New Health Care Reform Requires Changes to Employer Sponsored Health PlansRead Time: 3 mins
The following details immediate action items for health plans to comply with the health reform acts.
Although much of the new health reform law (which is contained in two separate acts: the Patient Protection and Affordable Care Act, or PPACA, and the reconciliation act called the Health Care and Education Reconciliation Act, or HCERA), is not effective until 2011-2014, some of the changes will become effective sooner, and employers, insurers, and health plans should prepare for these earlier changes.
The earliest effective date for some of the new laws is plan years beginning after March 22, 2010. The other early effective date is plan years beginning after September 22, 2010. Thus, it is important to determine what your plan uses as its plan year, which may be the calendar year or the annual anniversary of your contract date, but can be any 12-month period. Check your plan document or your Form 5500 filings to determine this important item.
The effective dates for some of the changes differ for “grandfathered” and “non-grandfathered” plans. A health plan that is already in existence on March 23, 2010 is grandfathered, and that grandfathered status applies to current and future participants. A non-grandfathered plan is one that is newly adopted after March 23, 2010. A plan that simply changes its provider, such as switching from one insurer to another, does not automatically become a new plan, and employers should be sure to retain a plan’s original plan number for ERISA reporting purposes (e.g. 501 or 502, etc.) to preserve grandfathered status.
Effective for Plan Years beginning after March 22, 2010 to grandfathered and non-grandfathered health plans:
Advance Notice of Changes. Participants must be notified at least 60 days in advance of the effective date of any material change to the plan.
Effective for Plan Years beginning after September 22, 2010 for grandfathered plans:
Adult Children. Plans that cover dependent children must provide for coverage of children until they reach age twenty-six, regardless of whether the children are the employees’ tax dependents and regardless of whether they are married. This applies only to employees’ children, and not to grandchildren. For grandfathered plans, this coverage does NOT have to be provided if the children are eligible to be covered by other employer health coverage, which appears to refer only to the child’s own employer and not to an employer plan of a relative, such as a spouse.
Lifetime and Annual Dollar Limits. Plans may not impose lifetime dollar limits on benefits, and no annual dollar limits on essential health benefits. The determination of what is “essential” will be made by the Department of Health and Human Services.
Preexisting Condition Restrictions for Children. Plans cannot impose preexisting coverage restrictions on children under age nineteen.
Emergency Room Services. Plans that cover emergency room services cannot require preauthorization, cannot bar coverage if the provider is not in-network, and must provide coverage on parity with in-network providers (i.e. the same cost-sharing requirements and the same coverage restrictions) for emergency room services.
Coverage Rescission.
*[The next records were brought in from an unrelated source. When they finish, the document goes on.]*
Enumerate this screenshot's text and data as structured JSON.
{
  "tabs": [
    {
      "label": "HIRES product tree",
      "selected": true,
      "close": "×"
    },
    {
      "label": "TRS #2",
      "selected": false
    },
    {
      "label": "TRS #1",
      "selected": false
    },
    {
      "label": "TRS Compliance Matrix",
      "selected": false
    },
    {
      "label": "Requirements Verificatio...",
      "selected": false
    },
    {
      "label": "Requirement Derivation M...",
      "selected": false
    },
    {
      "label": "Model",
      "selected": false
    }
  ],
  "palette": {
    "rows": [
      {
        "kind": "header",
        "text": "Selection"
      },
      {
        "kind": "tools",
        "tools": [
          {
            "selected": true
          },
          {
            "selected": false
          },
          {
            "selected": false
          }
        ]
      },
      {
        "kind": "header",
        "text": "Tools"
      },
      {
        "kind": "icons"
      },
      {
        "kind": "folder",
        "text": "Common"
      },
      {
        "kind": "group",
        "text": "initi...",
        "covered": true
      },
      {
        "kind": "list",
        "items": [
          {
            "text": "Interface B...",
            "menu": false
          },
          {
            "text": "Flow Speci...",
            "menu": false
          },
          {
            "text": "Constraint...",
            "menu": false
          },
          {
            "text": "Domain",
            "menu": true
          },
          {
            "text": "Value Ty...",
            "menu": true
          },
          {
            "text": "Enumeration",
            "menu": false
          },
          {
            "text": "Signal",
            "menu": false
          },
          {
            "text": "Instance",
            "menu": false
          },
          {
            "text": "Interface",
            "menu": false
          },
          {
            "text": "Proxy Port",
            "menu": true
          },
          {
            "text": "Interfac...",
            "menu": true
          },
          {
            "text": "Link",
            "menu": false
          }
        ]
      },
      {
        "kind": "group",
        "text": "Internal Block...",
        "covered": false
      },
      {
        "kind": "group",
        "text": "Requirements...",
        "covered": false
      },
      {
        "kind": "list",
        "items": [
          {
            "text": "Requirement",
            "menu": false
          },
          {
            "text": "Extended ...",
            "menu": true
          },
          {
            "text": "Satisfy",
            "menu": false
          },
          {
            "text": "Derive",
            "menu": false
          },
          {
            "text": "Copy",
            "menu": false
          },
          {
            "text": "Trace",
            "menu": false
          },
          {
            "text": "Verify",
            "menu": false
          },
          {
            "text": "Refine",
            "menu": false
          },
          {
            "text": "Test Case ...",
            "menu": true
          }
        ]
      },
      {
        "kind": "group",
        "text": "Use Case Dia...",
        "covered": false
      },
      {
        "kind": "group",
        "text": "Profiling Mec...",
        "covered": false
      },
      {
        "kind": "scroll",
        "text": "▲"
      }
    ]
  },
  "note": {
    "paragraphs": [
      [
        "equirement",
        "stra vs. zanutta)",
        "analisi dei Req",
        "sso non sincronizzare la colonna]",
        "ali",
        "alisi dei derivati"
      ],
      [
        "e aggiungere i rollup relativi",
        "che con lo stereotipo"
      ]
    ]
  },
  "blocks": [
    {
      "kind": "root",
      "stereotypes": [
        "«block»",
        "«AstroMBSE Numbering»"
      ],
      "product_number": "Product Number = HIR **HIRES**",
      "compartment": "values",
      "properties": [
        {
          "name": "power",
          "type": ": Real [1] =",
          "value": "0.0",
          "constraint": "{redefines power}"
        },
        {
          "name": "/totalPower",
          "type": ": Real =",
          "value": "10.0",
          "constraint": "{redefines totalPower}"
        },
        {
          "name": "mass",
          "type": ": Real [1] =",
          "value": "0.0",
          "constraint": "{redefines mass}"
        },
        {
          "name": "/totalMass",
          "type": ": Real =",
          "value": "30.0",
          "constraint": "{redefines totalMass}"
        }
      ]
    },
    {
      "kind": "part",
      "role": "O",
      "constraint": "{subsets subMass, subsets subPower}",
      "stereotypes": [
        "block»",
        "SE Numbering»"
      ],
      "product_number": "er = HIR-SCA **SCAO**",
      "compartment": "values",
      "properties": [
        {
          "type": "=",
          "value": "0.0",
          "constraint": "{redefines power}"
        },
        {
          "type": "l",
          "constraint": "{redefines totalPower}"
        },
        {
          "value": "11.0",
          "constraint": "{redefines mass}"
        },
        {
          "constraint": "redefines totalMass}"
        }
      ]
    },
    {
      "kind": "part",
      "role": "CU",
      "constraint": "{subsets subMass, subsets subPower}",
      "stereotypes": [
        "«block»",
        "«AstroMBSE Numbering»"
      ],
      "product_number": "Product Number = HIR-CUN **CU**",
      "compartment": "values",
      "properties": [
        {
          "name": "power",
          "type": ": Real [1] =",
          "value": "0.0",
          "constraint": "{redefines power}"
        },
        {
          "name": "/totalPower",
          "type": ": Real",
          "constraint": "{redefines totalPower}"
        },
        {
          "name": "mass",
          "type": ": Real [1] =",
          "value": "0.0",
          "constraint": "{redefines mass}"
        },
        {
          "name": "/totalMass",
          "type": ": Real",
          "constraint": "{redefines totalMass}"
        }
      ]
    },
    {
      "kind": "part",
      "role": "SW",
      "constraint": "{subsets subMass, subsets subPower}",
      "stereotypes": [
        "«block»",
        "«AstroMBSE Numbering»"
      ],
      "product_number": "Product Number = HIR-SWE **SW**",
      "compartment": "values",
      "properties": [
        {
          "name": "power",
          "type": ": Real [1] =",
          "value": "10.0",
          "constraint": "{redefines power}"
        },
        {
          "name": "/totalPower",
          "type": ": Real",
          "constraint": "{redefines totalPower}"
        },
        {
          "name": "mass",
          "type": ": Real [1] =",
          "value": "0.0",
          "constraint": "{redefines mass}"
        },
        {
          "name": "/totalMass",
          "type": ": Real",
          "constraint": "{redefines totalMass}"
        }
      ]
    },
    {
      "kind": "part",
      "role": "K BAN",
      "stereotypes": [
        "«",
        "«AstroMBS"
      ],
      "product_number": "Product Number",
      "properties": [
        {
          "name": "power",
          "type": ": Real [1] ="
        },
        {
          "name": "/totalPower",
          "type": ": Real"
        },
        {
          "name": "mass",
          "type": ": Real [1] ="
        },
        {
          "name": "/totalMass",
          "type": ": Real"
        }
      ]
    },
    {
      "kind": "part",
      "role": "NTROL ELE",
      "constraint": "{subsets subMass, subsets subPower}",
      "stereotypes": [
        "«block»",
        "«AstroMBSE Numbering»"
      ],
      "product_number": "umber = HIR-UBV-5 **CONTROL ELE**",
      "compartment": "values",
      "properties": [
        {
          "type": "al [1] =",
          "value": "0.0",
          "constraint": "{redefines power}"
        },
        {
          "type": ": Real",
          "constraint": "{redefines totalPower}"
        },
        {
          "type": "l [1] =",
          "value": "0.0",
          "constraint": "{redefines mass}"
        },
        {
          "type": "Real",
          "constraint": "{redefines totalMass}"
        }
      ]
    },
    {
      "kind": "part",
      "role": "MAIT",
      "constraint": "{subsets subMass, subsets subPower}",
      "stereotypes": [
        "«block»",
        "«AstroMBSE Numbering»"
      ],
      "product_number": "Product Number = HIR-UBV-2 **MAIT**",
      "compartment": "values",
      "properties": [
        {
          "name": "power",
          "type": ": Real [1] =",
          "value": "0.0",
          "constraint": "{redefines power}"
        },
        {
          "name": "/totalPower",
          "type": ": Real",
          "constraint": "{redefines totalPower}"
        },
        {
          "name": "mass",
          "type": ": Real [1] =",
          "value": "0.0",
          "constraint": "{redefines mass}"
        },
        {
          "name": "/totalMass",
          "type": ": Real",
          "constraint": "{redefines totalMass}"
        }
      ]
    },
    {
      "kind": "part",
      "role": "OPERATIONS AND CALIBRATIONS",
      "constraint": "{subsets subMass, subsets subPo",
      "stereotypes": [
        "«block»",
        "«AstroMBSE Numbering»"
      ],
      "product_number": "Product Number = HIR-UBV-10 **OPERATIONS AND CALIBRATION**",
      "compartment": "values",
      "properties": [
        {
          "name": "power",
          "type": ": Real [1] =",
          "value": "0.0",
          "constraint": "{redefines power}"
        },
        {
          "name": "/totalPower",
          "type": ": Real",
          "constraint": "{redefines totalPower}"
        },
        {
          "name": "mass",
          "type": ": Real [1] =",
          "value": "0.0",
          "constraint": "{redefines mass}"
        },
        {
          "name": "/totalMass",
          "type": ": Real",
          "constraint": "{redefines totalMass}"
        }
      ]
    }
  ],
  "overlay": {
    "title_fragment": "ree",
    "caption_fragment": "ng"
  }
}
Plans cannot rescind (meaning retroactively cancel) an individual participant’s coverage except for fraud or intentional misrepresentation, and cannot prospectively cancel an individual’s coverage without observing certain formalities that normally apply to individual health insurance.
Effective for Plan Years beginning after September 22, 2010 for non-grandfathered plans:
Same as Above. Items 2-5 above apply to non-grandfathered plans.
Adult Children Regardless of Other Coverage. Plans that cover dependent children must provide for coverage of children until they reach age 26, regardless of whether the children are the employees’ tax dependents, regardless of whether they are married, and regardless of whether they are eligible for coverage under another employer’s health plan. This applies only to employees’ children, and not to grandchildren.
Non-Discrimination for Insured Plans. The rules of Internal Revenue Code Section 105(h), which impose adverse tax consequences for plans that discriminate in eligibility or benefits in favor of highly compensated individuals, will apply to fully insured plans in addition to the self-insured plans which are already subjected to these non-discrimination rules. Offering lower premium costs to executives than to rank and file employees is one form of discrimination that violates section 105(h). Additionally, limiting coverage under an insured plan to a group that largely includes the high-paid employees and excluding the lower-paid employees will also likely violate section 105(h).
Preventative Care. Plans must offer first-dollar coverage (i.e. no cost-sharing) for certain items of preventative care and certain immunizations.
Out-of-Pocket Limits. The maximum annual participant cost (which includes deductibles, co-pays, and other out-of-pocket expenses) other than premiums and balance billing amounts for non-network providers and non-covered services cannot exceed $5,000 for single coverage and $10,000 for family coverage.
Claims Appeals. Plans must establish an internal claims appeals process that offers more rights to claimants than are currently available, including notice of availability of state health insurance ombudsmen, rights to review files and present evidence and external review.